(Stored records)
----------

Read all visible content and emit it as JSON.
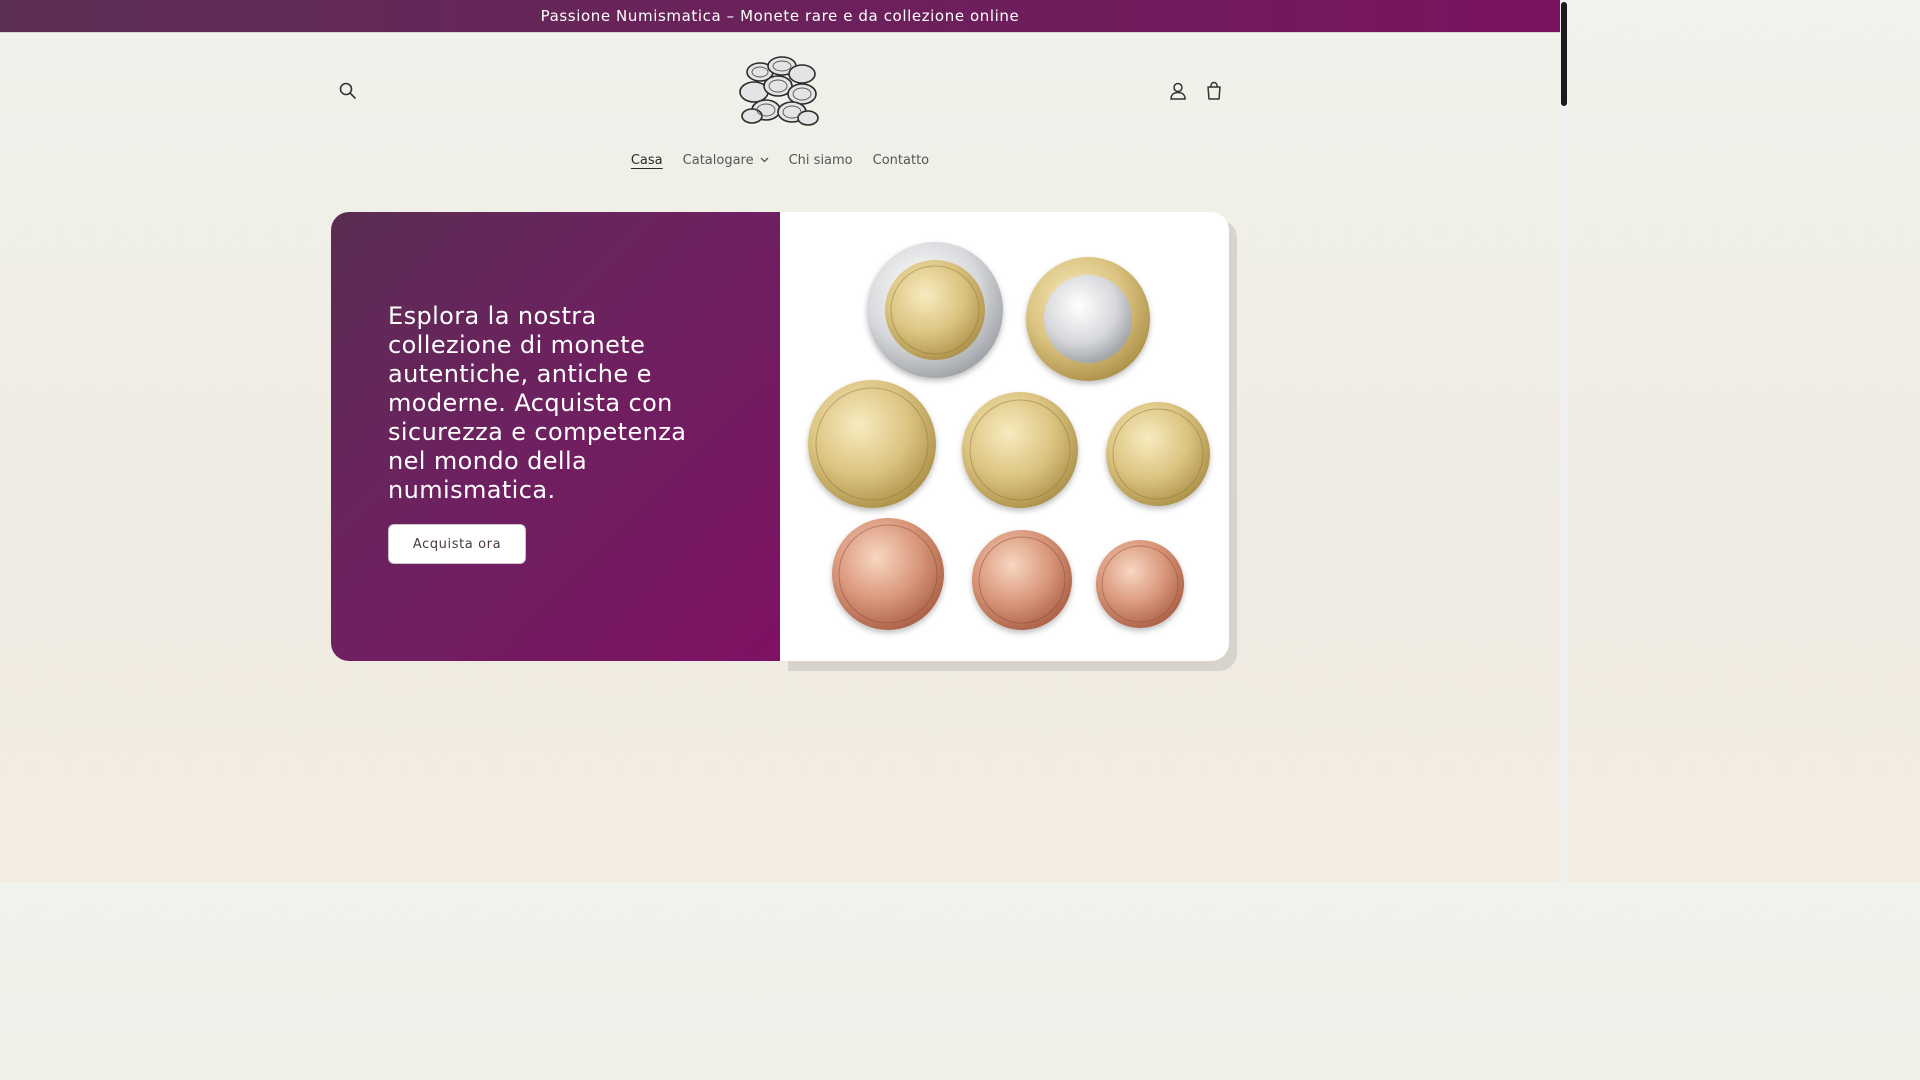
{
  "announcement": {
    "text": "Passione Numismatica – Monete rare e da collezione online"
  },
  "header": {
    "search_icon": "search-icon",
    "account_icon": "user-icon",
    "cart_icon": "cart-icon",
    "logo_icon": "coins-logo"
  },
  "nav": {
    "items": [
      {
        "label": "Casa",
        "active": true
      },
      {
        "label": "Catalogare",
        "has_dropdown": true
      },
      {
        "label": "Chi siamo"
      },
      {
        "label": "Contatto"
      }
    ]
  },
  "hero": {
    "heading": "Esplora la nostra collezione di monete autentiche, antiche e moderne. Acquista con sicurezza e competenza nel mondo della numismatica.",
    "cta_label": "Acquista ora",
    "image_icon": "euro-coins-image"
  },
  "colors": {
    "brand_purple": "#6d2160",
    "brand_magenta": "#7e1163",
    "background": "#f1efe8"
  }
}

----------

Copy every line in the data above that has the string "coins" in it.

- _TASK RESULT_:
    "logo_icon": "coins-logo"
    "image_icon": "euro-coins-image"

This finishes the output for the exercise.